(App and web page records)
════════════════

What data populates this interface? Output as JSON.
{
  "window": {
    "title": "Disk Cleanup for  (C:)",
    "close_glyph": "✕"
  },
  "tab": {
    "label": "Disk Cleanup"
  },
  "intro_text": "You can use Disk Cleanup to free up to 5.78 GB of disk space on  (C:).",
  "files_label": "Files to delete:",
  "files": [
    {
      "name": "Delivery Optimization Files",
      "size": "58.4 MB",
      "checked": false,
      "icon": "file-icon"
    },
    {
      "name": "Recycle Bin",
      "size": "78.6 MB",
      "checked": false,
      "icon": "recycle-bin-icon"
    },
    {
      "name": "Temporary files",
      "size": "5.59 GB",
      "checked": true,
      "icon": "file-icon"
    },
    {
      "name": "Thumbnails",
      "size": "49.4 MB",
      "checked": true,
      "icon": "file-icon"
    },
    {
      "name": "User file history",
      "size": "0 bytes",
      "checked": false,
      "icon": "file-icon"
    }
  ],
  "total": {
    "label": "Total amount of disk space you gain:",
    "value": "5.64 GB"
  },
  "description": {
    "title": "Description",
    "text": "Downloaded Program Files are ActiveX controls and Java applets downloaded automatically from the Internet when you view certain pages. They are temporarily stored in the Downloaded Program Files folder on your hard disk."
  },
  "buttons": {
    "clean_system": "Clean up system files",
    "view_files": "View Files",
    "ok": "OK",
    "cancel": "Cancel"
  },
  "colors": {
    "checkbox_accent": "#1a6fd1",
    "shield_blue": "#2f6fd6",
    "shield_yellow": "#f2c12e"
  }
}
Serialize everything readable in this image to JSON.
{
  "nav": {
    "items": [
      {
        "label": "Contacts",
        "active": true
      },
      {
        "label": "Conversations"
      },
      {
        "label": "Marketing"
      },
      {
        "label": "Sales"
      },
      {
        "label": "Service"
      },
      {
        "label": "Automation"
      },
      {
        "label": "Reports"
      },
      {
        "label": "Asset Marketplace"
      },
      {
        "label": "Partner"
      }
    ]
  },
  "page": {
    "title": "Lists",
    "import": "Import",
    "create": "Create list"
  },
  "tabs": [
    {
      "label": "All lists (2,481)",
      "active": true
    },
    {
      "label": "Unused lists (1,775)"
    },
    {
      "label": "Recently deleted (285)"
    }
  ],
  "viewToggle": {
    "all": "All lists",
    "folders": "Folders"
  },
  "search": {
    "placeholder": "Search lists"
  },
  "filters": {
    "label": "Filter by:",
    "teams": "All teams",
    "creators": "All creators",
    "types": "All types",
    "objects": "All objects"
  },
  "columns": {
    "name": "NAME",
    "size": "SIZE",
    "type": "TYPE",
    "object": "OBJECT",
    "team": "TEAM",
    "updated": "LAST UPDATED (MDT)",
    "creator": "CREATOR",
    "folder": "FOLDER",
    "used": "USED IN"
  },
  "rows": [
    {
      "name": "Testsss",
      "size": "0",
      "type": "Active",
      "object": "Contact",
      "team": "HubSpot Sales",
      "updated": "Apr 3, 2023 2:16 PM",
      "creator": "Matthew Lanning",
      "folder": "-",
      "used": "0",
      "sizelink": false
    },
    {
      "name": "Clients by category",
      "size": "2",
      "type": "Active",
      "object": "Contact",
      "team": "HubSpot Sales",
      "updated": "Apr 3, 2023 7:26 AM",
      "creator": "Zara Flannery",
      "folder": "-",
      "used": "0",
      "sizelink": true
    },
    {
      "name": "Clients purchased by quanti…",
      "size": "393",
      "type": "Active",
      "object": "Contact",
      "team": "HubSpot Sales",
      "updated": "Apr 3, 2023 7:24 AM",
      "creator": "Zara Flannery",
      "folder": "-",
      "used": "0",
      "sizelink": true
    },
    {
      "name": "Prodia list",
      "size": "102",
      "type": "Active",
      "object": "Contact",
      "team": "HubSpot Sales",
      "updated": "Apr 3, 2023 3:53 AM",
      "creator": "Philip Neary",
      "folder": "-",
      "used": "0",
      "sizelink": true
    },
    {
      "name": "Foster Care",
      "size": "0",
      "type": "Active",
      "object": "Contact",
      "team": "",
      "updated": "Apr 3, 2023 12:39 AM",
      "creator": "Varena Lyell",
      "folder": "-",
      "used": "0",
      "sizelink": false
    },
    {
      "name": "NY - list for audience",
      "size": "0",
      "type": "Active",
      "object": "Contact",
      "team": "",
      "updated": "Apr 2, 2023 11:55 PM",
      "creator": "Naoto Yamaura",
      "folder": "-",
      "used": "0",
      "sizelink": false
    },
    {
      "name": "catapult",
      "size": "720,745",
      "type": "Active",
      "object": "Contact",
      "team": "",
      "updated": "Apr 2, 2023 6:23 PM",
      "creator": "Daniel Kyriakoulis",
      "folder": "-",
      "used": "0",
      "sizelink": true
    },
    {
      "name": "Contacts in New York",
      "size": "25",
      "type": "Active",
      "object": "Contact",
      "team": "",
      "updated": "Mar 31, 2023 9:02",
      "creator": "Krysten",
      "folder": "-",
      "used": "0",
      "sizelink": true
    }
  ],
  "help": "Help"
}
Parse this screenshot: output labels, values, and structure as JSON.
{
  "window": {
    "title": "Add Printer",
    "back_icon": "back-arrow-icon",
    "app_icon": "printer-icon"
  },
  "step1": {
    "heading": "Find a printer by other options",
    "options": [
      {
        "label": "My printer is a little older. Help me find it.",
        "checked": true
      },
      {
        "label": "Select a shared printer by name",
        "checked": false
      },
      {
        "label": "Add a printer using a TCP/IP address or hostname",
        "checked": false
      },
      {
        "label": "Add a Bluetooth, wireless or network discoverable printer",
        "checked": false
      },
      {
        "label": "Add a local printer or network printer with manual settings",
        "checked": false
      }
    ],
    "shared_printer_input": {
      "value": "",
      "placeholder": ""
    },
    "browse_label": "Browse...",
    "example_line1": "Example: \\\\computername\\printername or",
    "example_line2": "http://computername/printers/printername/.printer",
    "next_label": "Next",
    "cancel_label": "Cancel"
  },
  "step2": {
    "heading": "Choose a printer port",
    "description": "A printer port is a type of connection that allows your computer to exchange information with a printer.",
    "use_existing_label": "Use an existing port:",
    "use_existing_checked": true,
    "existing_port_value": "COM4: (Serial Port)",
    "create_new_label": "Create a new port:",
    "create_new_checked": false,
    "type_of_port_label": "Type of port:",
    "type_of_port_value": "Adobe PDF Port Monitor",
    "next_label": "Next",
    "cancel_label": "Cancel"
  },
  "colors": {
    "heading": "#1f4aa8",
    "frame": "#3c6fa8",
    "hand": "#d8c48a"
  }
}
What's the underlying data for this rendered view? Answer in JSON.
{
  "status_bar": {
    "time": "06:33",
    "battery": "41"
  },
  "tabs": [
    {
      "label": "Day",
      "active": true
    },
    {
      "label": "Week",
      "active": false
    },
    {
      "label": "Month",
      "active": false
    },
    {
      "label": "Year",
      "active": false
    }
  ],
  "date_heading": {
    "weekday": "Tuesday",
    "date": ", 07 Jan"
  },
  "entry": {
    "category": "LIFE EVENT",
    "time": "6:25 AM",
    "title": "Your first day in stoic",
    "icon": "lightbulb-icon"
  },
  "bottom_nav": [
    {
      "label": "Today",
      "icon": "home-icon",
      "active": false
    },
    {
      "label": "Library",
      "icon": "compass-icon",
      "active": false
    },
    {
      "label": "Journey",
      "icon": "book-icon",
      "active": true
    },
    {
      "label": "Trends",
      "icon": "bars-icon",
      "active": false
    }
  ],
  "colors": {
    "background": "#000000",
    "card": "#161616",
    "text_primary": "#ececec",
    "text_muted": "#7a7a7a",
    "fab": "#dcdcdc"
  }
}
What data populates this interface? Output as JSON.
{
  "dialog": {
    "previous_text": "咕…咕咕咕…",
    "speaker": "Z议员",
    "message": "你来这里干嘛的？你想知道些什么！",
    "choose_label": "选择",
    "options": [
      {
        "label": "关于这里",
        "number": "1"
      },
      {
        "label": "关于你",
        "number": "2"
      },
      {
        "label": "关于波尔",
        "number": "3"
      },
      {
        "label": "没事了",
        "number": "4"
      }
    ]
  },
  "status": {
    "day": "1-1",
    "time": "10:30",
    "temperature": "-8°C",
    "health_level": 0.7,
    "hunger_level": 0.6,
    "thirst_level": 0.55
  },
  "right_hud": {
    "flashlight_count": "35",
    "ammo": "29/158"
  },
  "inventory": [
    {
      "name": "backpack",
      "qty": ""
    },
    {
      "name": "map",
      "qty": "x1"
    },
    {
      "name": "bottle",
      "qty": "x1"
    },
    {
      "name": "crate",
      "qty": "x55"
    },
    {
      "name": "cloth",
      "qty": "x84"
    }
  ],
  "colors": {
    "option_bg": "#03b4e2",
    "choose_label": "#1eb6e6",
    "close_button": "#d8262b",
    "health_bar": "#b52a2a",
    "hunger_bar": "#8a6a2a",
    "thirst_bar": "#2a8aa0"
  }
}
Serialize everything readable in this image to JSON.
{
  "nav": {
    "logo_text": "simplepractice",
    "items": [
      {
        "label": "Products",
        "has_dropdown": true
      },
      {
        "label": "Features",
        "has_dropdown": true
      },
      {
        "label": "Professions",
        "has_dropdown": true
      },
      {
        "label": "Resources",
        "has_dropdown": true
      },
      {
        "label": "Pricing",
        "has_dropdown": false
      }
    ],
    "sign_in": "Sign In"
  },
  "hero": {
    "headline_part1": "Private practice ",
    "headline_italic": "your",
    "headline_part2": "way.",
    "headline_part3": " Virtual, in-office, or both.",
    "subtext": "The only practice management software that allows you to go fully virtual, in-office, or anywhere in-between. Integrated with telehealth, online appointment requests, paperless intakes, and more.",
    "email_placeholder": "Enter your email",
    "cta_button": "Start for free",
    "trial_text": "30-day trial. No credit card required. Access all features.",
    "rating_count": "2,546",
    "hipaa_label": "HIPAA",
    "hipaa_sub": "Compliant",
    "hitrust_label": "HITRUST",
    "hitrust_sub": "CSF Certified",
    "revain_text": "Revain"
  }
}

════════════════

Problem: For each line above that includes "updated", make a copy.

Response to the task:
    "updated": "LAST UPDATED (MDT)",
      "updated": "Apr 3, 2023 2:16 PM",
      "updated": "Apr 3, 2023 7:26 AM",
      "updated": "Apr 3, 2023 7:24 AM",
      "updated": "Apr 3, 2023 3:53 AM",
      "updated": "Apr 3, 2023 12:39 AM",
      "updated": "Apr 2, 2023 11:55 PM",
      "updated": "Apr 2, 2023 6:23 PM",
      "updated": "Mar 31, 2023 9:02",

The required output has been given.